I was a nurse long before I was a pastor and I know how intricate is the body and how many things can go wrong.  Given this, I am always amazed that we are healthy so much of the time.  How many times does our heart beat?  Since the solar year consists of 525,948 minutes and 48 seconds, a quick calculation at the rate of 80 beats per minute gives us a ballpark figure of 42,075,904 beats per year -- give or take a couple mil. A reasonable estimate for the number of heartbeats in a lifetime is about three billion.

Maybe we should be less shocked when someone has a heart attack and more amazed at every day that we do not.  God has indeed given us incredible machines in these bodies of ours.  And yes, we do need to go for healing sometimes, to doctors and to prayer, since all healing, just as all life, comes from God. But the amount of wellness is never noticed as much as the amount of illness. 

I had a woman last month come back to thank me for the healing she received.  I told her she could have gone to any church to thank Jesus, since she was out of town, but she said she wanted me to know that her eyesight was recovered.  But every day that we can see and walk and live and love should be reasons for thanksgiving.

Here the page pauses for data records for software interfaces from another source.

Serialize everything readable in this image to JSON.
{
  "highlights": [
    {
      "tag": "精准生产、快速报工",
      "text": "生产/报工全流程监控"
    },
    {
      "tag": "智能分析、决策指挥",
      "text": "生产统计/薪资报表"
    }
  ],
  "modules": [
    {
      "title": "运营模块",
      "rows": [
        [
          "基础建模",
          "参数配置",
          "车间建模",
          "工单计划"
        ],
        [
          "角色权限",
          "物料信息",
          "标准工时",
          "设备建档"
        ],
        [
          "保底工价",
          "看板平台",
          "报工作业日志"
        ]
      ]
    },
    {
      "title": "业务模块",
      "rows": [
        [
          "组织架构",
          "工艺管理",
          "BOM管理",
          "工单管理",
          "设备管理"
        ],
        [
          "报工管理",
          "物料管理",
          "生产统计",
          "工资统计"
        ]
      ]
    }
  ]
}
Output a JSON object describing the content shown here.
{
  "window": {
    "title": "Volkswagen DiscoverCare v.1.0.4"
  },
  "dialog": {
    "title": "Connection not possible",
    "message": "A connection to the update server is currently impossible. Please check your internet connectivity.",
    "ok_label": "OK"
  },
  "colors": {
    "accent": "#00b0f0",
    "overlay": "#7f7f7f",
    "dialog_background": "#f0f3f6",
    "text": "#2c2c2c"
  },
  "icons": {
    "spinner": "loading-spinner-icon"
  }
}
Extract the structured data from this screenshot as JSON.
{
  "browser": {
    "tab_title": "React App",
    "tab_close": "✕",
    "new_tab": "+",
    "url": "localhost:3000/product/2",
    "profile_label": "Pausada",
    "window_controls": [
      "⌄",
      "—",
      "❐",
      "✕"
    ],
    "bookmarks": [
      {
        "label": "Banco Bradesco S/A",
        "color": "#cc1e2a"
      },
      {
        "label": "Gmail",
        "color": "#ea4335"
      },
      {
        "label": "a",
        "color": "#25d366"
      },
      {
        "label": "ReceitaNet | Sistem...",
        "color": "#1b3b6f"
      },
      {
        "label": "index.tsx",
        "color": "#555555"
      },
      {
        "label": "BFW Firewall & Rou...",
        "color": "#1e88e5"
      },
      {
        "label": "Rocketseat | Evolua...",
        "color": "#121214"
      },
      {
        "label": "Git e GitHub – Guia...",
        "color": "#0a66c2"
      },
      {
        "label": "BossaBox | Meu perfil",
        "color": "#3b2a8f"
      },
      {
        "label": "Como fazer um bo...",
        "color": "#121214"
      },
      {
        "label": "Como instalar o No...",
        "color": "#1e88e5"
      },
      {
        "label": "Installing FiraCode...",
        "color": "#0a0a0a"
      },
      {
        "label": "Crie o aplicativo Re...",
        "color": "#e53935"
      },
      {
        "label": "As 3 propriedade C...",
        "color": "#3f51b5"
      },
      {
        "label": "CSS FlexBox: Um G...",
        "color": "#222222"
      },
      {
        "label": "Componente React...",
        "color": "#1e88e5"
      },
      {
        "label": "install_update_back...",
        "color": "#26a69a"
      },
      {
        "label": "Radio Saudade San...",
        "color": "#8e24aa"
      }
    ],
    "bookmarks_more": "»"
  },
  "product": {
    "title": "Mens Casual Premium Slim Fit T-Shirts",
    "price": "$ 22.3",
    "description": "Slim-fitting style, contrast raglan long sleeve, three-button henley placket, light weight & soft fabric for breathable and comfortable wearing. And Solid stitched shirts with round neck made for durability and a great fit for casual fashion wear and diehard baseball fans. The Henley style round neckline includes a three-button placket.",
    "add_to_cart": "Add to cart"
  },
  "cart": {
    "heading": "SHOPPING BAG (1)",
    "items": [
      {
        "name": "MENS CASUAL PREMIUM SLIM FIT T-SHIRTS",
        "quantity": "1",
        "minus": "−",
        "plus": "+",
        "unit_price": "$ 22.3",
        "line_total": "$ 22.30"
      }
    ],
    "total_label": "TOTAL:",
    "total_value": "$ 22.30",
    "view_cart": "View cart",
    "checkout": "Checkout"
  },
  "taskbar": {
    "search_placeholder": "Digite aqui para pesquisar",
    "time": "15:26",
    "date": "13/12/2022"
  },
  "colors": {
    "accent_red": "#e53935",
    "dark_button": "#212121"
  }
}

"I praise you, for I am fearfully and wonderfully made" (Psalm 139).   That ought to be what we wake up to every morning and in the praise  we might find the truest motive for giving, that is thanksgiving.

Lord, we do indeed praise you, for we are fearfully and wonderfully made.  Let our lives show forth that praise.  Amen<



Copyright 2006, The Rev. Dana Reardon. All rights reserved. Used by permission. Email her at mspastor@aol.com.



The Rev. Dana Reardon is pastor at St. Paul Evangelical Lutheran Church, Warwick, RI.  A lifelong Lutheran, she came to ordained ministry after 21 years in nursing, mostly in pediatric intensive care.  She graduated from Lutheran Theological Seminary at Philadelphia in 1998 and served 4 years in Upstate New York before becoming a New Englander.  She is still trying to understand the accent.  While in the Upstate New York Synod she chaired the Stewardship Team.  That began her fascination with what makes stewards -- and more, what makes for generosity. She has three amazing daughters: Pastor Reardon says much of what she knows of life she learned from them.